Editor-in-Chief

Martin Grabois
Baylor College of Medicine

Article Type

Research Article

Publication history

Received date: May 12, 2016
Accepted date: June 11, 2016
Published date: June 15, 2016

Copyright

©2016 Ingenito T. This is an open-access article distributed under the terms of the Creative Commons Attribution License, which permits unrestricted use, distribution, and reproduction in any medium, provided the original author and source are credited.

Citation

Ingenito T (2016) The effects of Wii bowling on balance in older adults.
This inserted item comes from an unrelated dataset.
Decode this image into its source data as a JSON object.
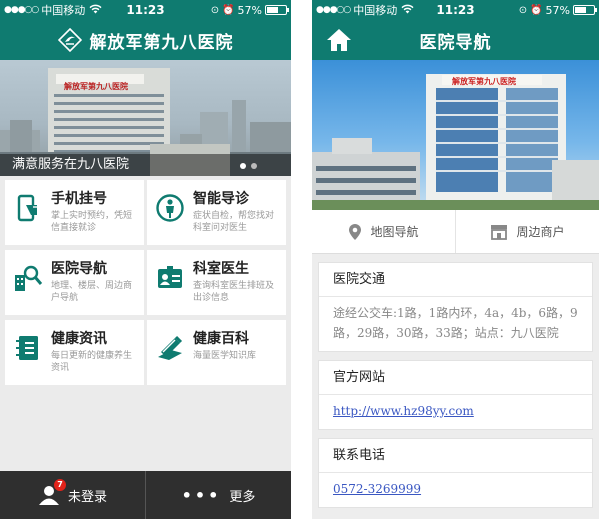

Phys Med Rehabil Res 1: doi: 10.15761/PMRR.1000108

Corresponding author

Teresa Ingenito

Assistant Professor-Department of Physical Therapy, School of Health Professions, New York Institute of Technology, Old Westbury, NY 11568, Tel: 516 686 7696.

E-mail : tingenit@nyit.edu

Mean

N

Std. Deviation

Std. Error Mean

Pair 1

PRE-BERG

EXPERIMENTAL

28.60

10

11.25

3.56

POST-BERG

EXPERIMENTAL

36.30

10

7.04

2.23

Pair 2

PRE-BERG CONTROL

27.75

4

13.57

6.79

POST-BERG CONTROL

28.50

4

15.07

7.53

Pair 3

PRE-TUG

EXPERIMENTAL

49.39

10

41.92

13.26

POST-TUG

EXPERIMENTAL

34.11

10

27.03

8.55

Pair 4

PRE-TUG

CONTROL

75.17

4

64.71

32.35

POST-TUG CONTROL

63.67

4

36.64

18.32

Figure 1. Mean, standard deviation, and standard error of the mean for Berg and TUG scores, before and after intervention, for control and experimental groups.

VARIABLE

t

df

Sig. (2-tailed)

Pair 1

EXPERIMENTAL:

 PRE-BERG POST-BERG

-3.54

3

.006

Pair 2

CONTROL:

PRE-BERG– POST-BERG

0.50

9

.650

Pair 3

EXPERIMENTAL

PRE-TUG – POST-TUG

1.17

3

.272

Pair 4

CONTROL:

 PRE-TUG – POST-TUG

0.75

9

.506

Figure 2. Dependent t-test between Berg and TUG scores before and after participation in Nintendo Wii® bowling.